This season, we’re turning to California’s wine country for culinary inspiration. When it comes to entertaining the wine country way, ingredients are the main event; gardens and farmers’ markets guide the menus, rounded out by cheeses, charcuterie and other artisanal foods from small producers. Everything else — the atmosphere, table setting and presentation — is designed to create a communal gathering for people to linger over the food and enjoy one another’s company.
Elevate your cheese plate. Buy a range of cheeses: hard and soft, and from cows, goats and sheep.

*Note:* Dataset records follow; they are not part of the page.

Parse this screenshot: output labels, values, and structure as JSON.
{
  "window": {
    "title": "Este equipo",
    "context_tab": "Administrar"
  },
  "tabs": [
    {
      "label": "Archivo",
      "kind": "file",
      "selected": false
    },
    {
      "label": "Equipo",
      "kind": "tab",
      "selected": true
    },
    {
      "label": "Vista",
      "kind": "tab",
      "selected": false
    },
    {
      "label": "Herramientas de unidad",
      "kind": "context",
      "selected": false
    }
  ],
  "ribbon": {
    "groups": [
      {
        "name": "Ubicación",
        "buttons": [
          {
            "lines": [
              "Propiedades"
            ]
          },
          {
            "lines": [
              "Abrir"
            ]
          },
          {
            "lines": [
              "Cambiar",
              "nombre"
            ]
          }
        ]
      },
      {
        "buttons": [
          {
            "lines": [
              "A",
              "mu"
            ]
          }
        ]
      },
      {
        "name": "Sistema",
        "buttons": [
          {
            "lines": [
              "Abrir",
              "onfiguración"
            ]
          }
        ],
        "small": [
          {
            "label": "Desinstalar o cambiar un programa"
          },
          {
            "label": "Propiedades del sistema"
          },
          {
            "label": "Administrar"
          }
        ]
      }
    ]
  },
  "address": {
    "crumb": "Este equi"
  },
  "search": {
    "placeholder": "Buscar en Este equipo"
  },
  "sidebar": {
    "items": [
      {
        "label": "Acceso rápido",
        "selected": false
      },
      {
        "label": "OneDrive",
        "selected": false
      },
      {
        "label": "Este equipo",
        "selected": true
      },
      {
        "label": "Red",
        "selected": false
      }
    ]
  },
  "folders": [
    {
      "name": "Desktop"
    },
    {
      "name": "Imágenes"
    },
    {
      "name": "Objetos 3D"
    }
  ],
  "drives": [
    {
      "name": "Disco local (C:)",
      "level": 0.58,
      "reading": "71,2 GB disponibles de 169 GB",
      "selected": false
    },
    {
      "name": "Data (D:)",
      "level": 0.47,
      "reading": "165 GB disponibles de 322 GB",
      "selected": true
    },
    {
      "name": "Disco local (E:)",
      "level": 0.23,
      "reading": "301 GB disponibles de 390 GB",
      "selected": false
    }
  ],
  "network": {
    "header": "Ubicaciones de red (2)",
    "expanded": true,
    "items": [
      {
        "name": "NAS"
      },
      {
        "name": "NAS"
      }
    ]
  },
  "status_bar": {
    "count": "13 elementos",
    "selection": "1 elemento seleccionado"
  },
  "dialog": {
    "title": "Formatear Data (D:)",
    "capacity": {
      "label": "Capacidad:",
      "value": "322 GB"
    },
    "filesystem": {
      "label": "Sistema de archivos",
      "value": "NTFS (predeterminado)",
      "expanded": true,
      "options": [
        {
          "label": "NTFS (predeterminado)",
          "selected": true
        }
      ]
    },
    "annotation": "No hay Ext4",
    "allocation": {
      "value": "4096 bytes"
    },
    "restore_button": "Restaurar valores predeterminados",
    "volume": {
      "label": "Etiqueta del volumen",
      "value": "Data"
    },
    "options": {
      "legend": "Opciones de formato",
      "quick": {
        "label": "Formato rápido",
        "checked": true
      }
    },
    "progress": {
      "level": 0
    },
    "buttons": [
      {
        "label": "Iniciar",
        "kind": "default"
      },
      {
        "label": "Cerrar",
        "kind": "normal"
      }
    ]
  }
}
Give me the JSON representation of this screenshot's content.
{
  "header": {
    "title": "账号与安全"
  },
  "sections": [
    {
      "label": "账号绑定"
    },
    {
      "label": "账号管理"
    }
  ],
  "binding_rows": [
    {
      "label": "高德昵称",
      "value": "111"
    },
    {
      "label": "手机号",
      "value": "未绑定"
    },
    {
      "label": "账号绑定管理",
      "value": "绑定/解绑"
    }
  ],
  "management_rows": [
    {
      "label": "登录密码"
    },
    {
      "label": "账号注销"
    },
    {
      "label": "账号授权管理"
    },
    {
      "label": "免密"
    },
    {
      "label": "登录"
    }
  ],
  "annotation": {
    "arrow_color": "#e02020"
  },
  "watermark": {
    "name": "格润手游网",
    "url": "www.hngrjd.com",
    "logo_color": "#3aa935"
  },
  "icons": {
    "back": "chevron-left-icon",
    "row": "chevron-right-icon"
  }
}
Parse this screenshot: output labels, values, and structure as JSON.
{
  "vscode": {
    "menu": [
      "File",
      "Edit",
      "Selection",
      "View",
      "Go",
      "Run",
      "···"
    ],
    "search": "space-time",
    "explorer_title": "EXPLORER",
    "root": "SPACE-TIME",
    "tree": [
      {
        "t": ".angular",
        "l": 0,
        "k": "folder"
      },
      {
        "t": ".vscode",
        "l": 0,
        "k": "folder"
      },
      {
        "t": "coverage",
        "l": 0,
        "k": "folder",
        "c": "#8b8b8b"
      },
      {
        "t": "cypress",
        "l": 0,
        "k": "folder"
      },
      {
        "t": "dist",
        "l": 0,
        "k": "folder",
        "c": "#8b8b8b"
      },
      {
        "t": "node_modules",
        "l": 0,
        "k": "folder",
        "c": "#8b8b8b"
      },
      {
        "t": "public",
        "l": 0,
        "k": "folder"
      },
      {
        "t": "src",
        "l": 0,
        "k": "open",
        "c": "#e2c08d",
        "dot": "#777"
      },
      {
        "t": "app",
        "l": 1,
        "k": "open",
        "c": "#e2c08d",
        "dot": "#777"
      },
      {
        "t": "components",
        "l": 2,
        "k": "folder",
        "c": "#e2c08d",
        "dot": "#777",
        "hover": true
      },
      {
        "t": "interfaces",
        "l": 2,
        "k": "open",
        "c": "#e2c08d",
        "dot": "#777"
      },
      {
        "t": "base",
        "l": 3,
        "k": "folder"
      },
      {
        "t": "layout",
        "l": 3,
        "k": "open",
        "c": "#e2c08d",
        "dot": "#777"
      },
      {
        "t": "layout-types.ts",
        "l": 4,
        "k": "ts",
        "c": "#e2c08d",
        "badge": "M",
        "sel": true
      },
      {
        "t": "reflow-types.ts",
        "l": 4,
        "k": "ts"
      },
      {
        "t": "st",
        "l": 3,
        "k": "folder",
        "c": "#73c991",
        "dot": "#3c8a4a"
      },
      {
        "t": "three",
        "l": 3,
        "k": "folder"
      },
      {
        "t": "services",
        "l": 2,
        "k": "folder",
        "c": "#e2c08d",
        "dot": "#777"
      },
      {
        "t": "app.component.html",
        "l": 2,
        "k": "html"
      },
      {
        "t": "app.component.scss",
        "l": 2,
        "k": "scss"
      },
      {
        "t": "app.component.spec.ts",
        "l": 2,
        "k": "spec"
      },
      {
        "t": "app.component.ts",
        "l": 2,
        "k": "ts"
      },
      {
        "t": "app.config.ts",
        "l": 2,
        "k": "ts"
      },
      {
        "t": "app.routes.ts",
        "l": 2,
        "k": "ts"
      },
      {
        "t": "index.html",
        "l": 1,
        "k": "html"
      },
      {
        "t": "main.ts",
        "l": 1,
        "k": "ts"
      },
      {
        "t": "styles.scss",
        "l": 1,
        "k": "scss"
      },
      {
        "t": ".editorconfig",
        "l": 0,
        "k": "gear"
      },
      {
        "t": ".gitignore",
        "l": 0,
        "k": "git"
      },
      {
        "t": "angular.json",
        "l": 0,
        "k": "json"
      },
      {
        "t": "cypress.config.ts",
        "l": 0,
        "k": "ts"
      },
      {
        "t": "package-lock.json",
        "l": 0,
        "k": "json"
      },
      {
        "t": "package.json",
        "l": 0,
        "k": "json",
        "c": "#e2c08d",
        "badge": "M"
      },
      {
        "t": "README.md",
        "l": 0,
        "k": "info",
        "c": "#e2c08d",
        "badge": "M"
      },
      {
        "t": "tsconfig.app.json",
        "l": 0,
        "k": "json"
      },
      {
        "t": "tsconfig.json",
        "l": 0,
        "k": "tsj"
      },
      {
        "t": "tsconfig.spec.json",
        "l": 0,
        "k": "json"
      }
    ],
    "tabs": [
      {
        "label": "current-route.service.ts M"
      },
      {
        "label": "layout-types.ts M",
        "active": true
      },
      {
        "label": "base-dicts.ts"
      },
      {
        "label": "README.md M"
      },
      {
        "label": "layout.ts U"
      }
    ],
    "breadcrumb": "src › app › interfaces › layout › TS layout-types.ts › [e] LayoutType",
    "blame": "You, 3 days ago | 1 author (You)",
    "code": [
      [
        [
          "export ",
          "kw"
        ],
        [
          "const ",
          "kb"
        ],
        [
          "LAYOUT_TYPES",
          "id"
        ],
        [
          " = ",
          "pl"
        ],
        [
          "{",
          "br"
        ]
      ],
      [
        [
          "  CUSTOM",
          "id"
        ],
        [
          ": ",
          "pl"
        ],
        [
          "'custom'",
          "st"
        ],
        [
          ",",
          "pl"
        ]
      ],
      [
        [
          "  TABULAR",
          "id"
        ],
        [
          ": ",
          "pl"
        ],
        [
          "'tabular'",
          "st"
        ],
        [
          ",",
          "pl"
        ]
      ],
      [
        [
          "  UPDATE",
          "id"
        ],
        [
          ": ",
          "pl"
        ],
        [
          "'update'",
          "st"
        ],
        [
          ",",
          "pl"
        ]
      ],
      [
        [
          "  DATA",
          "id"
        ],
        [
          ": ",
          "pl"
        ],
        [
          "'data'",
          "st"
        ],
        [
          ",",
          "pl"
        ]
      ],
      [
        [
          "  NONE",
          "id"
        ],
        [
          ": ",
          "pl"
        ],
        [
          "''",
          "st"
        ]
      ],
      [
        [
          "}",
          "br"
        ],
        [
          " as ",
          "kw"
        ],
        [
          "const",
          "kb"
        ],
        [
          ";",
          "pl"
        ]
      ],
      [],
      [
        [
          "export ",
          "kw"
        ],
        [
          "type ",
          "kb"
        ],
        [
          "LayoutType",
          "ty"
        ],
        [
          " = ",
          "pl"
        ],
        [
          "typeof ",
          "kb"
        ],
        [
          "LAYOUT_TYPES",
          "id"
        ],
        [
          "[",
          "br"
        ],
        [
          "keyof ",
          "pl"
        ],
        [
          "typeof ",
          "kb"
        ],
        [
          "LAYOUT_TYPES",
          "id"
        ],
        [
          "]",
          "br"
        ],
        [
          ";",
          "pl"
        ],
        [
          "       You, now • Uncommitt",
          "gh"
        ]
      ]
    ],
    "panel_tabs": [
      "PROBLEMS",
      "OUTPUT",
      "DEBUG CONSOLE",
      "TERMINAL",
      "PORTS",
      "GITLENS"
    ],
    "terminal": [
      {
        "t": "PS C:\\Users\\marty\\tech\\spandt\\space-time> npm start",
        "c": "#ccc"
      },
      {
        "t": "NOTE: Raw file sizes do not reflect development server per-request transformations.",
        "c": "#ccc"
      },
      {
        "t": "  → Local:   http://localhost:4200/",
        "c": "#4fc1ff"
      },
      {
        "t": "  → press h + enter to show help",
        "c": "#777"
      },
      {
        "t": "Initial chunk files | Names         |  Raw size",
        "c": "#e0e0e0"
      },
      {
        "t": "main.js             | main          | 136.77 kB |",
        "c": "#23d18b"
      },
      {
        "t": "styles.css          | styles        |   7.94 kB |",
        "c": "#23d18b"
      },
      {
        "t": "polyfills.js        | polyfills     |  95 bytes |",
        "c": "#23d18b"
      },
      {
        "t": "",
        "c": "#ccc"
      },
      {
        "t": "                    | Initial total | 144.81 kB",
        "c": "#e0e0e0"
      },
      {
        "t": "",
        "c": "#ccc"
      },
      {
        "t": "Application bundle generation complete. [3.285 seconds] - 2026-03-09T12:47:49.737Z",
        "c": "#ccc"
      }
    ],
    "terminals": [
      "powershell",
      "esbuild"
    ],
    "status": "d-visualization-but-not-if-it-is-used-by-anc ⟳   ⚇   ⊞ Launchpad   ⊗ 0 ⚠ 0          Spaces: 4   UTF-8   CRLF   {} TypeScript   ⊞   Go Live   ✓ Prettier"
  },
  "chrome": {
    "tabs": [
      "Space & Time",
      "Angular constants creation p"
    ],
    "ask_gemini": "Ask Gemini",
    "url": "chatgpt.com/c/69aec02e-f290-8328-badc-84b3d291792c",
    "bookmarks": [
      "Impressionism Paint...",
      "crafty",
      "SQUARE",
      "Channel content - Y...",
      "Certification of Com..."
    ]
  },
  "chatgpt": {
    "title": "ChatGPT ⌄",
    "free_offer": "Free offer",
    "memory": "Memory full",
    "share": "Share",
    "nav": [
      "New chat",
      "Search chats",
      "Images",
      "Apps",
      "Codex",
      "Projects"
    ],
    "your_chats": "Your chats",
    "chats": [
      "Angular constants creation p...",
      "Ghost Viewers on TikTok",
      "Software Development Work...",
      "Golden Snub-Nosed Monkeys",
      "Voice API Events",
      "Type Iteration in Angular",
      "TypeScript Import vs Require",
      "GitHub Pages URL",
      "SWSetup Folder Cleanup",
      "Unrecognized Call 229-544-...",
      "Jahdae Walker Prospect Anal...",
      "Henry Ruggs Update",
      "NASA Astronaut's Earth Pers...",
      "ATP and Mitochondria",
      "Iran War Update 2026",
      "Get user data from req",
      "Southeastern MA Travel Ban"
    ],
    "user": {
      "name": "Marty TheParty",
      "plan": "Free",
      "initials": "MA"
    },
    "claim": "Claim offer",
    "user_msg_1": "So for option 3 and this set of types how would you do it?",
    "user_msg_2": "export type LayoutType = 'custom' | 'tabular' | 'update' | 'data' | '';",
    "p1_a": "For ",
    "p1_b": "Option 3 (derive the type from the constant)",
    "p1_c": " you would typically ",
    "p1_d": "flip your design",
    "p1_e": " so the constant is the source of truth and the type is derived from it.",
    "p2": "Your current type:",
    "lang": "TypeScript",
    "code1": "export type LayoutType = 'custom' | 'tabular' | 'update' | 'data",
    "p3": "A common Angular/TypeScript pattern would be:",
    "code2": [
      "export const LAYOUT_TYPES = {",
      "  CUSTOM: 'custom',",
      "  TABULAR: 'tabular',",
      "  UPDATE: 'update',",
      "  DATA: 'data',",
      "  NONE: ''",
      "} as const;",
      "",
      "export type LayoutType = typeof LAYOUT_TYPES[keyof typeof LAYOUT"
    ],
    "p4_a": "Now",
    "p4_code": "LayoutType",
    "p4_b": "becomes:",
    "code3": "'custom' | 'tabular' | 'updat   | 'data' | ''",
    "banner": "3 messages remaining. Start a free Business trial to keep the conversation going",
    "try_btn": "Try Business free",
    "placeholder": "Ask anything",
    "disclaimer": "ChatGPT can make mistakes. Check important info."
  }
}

Serve big wedges or whole cheeses and large bunches of grapes — not only is it more interactive for guests to serve themselves, but it also keeps the cheeses from drying out. Add charcuterie and olives, plus extras such as herbs, crackers, dried fruits, cornichons and honey. Make sure all cheeses are at room temperature for the best flavor. Alison’s tip: keep leftover cheeses and combine them into a four-cheese macaroni and cheese, or crumble onto a flatbread with figs.
Create rustic shapes and textures. Tear flatbreads before stacking them on an antipasti board, and cut cheese wedges so that their edges are rough. The added texture and varied heights makes the presentation more inviting and less fussy. Torn figs (not sliced) and cracked walnuts still in their shells achieve the same effect.
Ask for advice. Buying foods straight from artisans and producers gives you an opportunity to ask them for suggestions. Find out what wines, fruits and other accompaniments cheesemakers would pair with each of their cheeses. The same goes for meat purveyors, specialty spreads, oils and vinegars.
Prepare for extra guests. Wine country entertaining is casual and communal, and it’s fun to have guests bring their friends along, too. Forget a formal, set dinner table and serve everything family-style. Dishes like pasta are ideal for big groups, because they’re easy to prepare and can accommodate any unexpected guests. Make a big batch of the sauce and cook the pasta as needed.
Start a conversation. Look for opportunities to make the experience interactive and loosen up the vibe of the party. Alison suggests passing around a block of cheese to grate or bread to break off at the table.
Mind the wine. In the summer, serve lighter and creamier cheeses, which pair well with white and rose wines (don’t forget an ice bucket). With red wines, serve hard and blue cheeses. Need pairing suggestions for the rest of your meal? Find them in our Guide to Wine.
Let the food inspire the decor. Grape and fig leaves make beautiful, natural additions to platters of fruit, cheese, cured meats and other foods. The edible foliage pops against brown wood. Try tucking fresh rosemary sprigs and bay leaves under the food, too. When in doubt, fresh herbs, good olive oil and shaved Parmesan cheese are foolproof garnishes.
Think outside the centerpiece. You don’t need a grand bouquet for a casual gathering. Instead, set out big bowls of grapes or a cheese platter and let the food become part of the table setting. Use your surrounding herbs, vines and leaves in place of flowers. Alison likes lavender for its fragrance and ambiance.